[[ Supplied material, beginning ]]

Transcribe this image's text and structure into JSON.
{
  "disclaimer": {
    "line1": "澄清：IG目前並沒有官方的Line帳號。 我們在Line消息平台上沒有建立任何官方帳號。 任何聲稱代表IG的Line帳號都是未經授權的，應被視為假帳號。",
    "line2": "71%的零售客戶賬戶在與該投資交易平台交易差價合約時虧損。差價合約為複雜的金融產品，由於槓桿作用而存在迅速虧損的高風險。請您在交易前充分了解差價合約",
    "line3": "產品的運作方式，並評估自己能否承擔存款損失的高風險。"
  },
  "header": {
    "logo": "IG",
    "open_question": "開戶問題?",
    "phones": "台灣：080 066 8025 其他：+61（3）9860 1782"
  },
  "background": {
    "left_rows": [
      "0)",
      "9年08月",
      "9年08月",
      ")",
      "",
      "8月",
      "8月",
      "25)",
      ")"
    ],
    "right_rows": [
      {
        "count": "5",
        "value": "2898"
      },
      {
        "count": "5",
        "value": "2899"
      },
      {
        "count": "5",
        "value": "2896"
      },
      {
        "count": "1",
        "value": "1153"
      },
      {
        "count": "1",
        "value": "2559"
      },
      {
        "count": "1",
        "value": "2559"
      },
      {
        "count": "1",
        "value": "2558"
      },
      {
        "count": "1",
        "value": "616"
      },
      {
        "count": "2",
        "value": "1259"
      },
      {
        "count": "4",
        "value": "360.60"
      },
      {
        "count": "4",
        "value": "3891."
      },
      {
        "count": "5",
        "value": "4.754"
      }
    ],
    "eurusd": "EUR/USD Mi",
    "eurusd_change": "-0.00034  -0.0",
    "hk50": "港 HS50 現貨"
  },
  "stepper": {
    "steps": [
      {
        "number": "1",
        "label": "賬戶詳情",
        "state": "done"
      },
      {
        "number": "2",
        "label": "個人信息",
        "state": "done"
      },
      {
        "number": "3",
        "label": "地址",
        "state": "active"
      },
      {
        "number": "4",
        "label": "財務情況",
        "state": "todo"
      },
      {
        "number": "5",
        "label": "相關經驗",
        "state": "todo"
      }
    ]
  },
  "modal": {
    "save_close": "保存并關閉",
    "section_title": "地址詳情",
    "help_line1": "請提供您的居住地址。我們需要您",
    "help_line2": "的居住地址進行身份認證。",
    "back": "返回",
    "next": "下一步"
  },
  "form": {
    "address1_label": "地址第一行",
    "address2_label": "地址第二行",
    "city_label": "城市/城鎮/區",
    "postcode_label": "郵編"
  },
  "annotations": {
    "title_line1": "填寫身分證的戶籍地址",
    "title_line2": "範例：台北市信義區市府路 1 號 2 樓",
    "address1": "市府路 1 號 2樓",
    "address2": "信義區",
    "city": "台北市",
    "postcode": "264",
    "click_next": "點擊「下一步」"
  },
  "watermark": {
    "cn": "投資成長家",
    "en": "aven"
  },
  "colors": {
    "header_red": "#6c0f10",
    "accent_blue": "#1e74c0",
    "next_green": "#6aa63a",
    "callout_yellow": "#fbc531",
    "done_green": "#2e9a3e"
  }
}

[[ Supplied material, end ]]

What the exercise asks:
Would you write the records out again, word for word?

Expected answer:
Transcribe this image's text and structure into JSON.
{
  "disclaimer": {
    "line1": "澄清：IG目前並沒有官方的Line帳號。 我們在Line消息平台上沒有建立任何官方帳號。 任何聲稱代表IG的Line帳號都是未經授權的，應被視為假帳號。",
    "line2": "71%的零售客戶賬戶在與該投資交易平台交易差價合約時虧損。差價合約為複雜的金融產品，由於槓桿作用而存在迅速虧損的高風險。請您在交易前充分了解差價合約",
    "line3": "產品的運作方式，並評估自己能否承擔存款損失的高風險。"
  },
  "header": {
    "logo": "IG",
    "open_question": "開戶問題?",
    "phones": "台灣：080 066 8025 其他：+61（3）9860 1782"
  },
  "background": {
    "left_rows": [
      "0)",
      "9年08月",
      "9年08月",
      ")",
      "",
      "8月",
      "8月",
      "25)",
      ")"
    ],
    "right_rows": [
      {
        "count": "5",
        "value": "2898"
      },
      {
        "count": "5",
        "value": "2899"
      },
      {
        "count": "5",
        "value": "2896"
      },
      {
        "count": "1",
        "value": "1153"
      },
      {
        "count": "1",
        "value": "2559"
      },
      {
        "count": "1",
        "value": "2559"
      },
      {
        "count": "1",
        "value": "2558"
      },
      {
        "count": "1",
        "value": "616"
      },
      {
        "count": "2",
        "value": "1259"
      },
      {
        "count": "4",
        "value": "360.60"
      },
      {
        "count": "4",
        "value": "3891."
      },
      {
        "count": "5",
        "value": "4.754"
      }
    ],
    "eurusd": "EUR/USD Mi",
    "eurusd_change": "-0.00034  -0.0",
    "hk50": "港 HS50 現貨"
  },
  "stepper": {
    "steps": [
      {
        "number": "1",
        "label": "賬戶詳情",
        "state": "done"
      },
      {
        "number": "2",
        "label": "個人信息",
        "state": "done"
      },
      {
        "number": "3",
        "label": "地址",
        "state": "active"
      },
      {
        "number": "4",
        "label": "財務情況",
        "state": "todo"
      },
      {
        "number": "5",
        "label": "相關經驗",
        "state": "todo"
      }
    ]
  },
  "modal": {
    "save_close": "保存并關閉",
    "section_title": "地址詳情",
    "help_line1": "請提供您的居住地址。我們需要您",
    "help_line2": "的居住地址進行身份認證。",
    "back": "返回",
    "next": "下一步"
  },
  "form": {
    "address1_label": "地址第一行",
    "address2_label": "地址第二行",
    "city_label": "城市/城鎮/區",
    "postcode_label": "郵編"
  },
  "annotations": {
    "title_line1": "填寫身分證的戶籍地址",
    "title_line2": "範例：台北市信義區市府路 1 號 2 樓",
    "address1": "市府路 1 號 2樓",
    "address2": "信義區",
    "city": "台北市",
    "postcode": "264",
    "click_next": "點擊「下一步」"
  },
  "watermark": {
    "cn": "投資成長家",
    "en": "aven"
  },
  "colors": {
    "header_red": "#6c0f10",
    "accent_blue": "#1e74c0",
    "next_green": "#6aa63a",
    "callout_yellow": "#fbc531",
    "done_green": "#2e9a3e"
  }
}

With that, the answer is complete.